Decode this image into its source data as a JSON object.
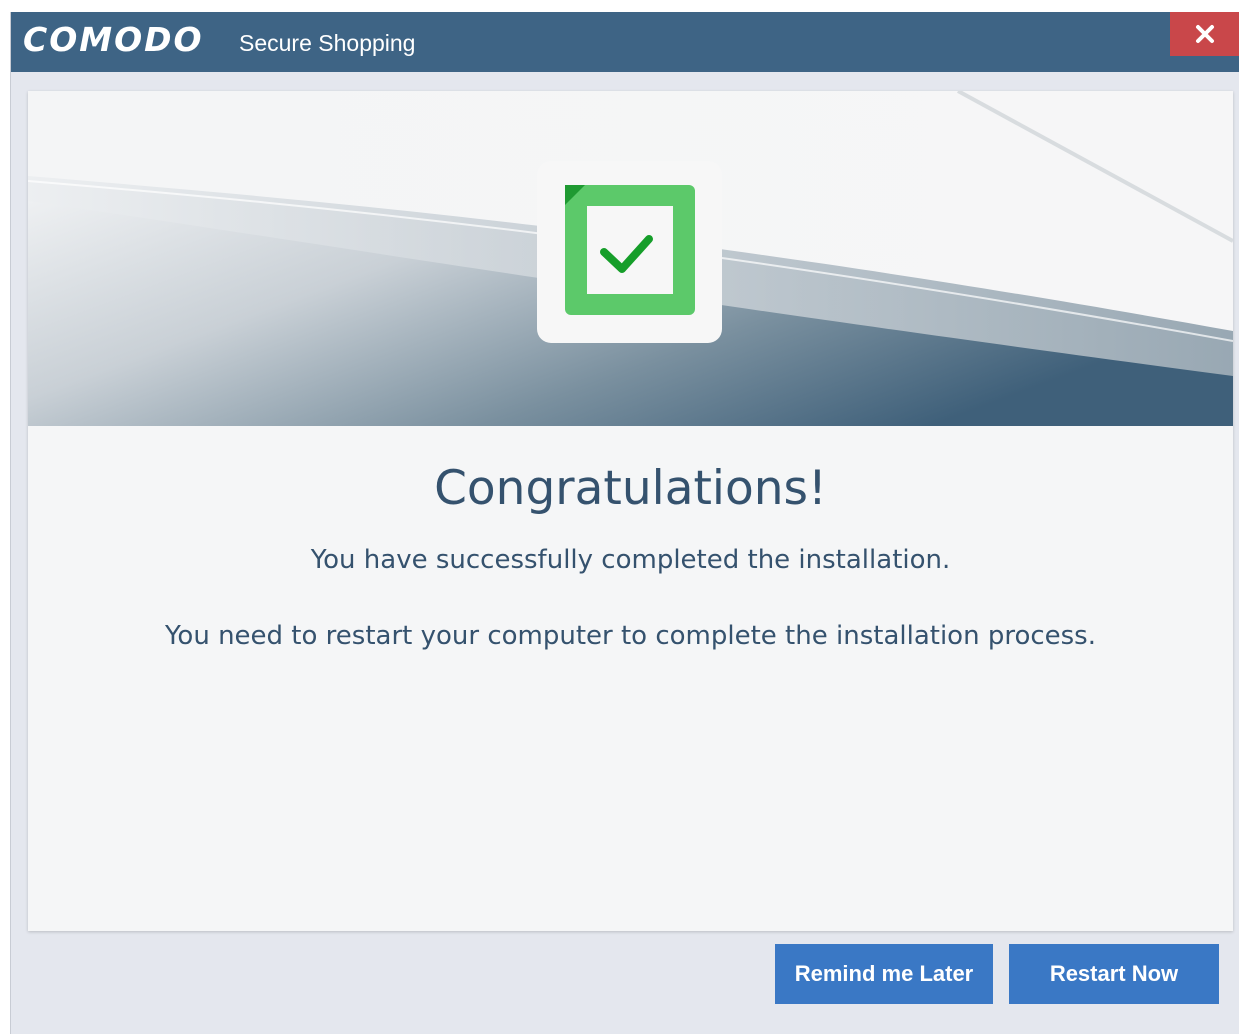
{
  "window": {
    "brand": "COMODO",
    "product": "Secure Shopping",
    "close_icon": "close-icon"
  },
  "content": {
    "heading": "Congratulations!",
    "message_success": "You have successfully completed the installation.",
    "message_restart": "You need to restart your computer to complete the installation process.",
    "status_icon": "checkmark-icon"
  },
  "buttons": {
    "remind_label": "Remind me Later",
    "restart_label": "Restart Now"
  },
  "colors": {
    "titlebar": "#3e6485",
    "close": "#c9474a",
    "accent_button": "#3a78c5",
    "success_green": "#5cc96a",
    "check_green": "#169e2a",
    "text": "#35526e"
  }
}
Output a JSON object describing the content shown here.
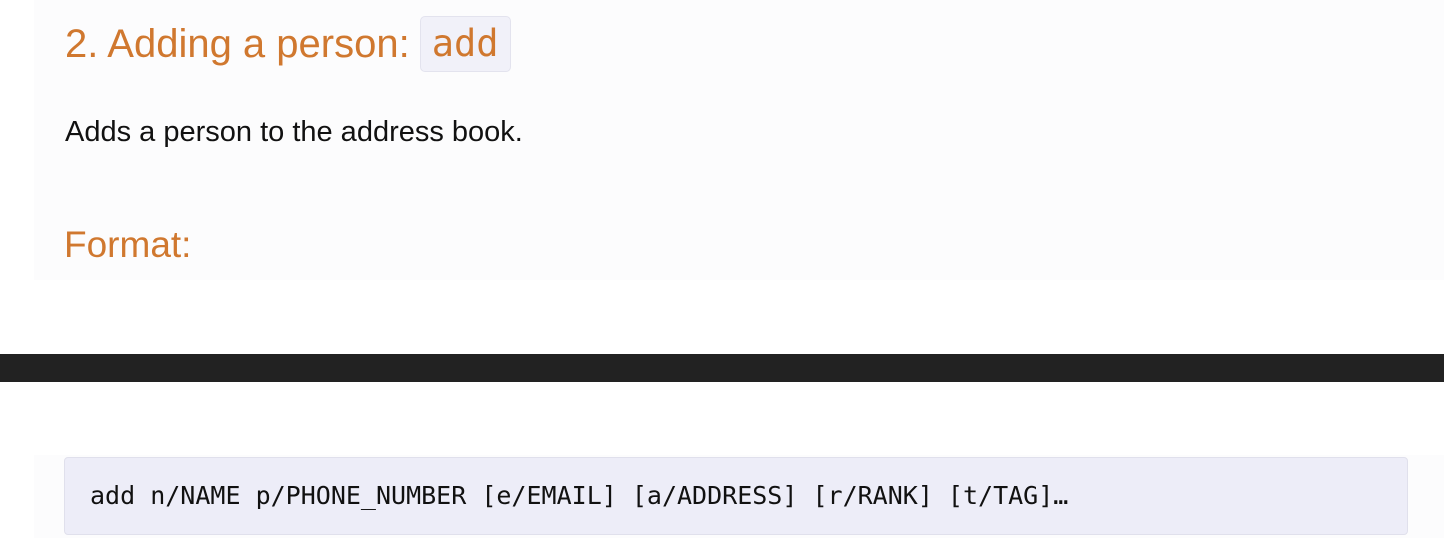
{
  "section": {
    "heading_text": "2. Adding a person:",
    "heading_code": "add",
    "description": "Adds a person to the address book.",
    "format_heading": "Format:"
  },
  "code_block": {
    "text": "add n/NAME p/PHONE_NUMBER [e/EMAIL] [a/ADDRESS] [r/RANK] [t/TAG]…"
  },
  "colors": {
    "heading_accent": "#d0782f",
    "code_background": "#ededf8",
    "divider_bar": "#222222",
    "body_text": "#111111"
  }
}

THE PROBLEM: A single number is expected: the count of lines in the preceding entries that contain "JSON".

RESPONSE: 2